Lines from the material below that hold the string "glyph" are what is needed; copy each of them.

== Dataset entries ==

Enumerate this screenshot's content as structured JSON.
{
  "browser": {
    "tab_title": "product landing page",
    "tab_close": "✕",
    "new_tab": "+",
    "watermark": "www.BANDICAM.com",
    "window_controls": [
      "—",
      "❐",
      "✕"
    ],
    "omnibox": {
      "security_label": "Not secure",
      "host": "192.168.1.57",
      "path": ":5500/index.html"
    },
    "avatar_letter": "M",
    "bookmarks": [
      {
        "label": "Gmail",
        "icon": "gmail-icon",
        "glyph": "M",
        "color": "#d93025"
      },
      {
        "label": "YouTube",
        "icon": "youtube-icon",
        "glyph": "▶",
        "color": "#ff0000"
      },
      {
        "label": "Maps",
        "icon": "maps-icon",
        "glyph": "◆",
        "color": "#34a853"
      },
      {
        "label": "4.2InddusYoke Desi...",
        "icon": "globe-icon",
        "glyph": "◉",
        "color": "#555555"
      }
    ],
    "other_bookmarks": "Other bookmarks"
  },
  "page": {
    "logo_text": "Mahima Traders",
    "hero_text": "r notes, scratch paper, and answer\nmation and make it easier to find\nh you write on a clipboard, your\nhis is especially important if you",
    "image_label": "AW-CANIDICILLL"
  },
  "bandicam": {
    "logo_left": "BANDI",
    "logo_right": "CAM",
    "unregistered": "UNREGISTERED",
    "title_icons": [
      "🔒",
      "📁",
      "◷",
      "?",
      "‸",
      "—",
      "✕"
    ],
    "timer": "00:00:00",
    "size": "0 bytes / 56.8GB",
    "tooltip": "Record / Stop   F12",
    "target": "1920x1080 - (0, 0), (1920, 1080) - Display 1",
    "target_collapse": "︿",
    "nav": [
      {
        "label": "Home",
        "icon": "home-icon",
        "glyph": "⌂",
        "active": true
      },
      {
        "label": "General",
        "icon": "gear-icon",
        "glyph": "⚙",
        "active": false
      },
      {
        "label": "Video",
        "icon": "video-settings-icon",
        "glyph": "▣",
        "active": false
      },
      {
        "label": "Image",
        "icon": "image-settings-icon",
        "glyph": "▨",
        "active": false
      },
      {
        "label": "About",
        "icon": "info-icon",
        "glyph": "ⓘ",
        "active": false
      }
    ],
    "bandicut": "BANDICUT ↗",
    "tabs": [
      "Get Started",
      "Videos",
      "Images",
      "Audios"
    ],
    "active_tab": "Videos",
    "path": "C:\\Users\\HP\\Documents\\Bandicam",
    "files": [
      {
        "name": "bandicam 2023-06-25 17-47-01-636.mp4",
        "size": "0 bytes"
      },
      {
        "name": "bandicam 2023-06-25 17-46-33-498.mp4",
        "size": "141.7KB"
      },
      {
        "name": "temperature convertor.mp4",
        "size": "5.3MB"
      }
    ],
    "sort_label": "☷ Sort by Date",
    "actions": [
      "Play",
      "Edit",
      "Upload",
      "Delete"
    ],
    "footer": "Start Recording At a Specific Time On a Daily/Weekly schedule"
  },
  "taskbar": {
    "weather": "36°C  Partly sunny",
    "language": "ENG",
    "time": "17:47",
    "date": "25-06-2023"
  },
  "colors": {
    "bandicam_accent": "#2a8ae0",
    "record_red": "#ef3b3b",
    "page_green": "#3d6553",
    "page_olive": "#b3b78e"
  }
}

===

Result of this task:
        "glyph": "M",
        "glyph": "▶",
        "glyph": "◆",
        "glyph": "◉",
        "glyph": "⌂",
        "glyph": "⚙",
        "glyph": "▣",
        "glyph": "▨",
        "glyph": "ⓘ",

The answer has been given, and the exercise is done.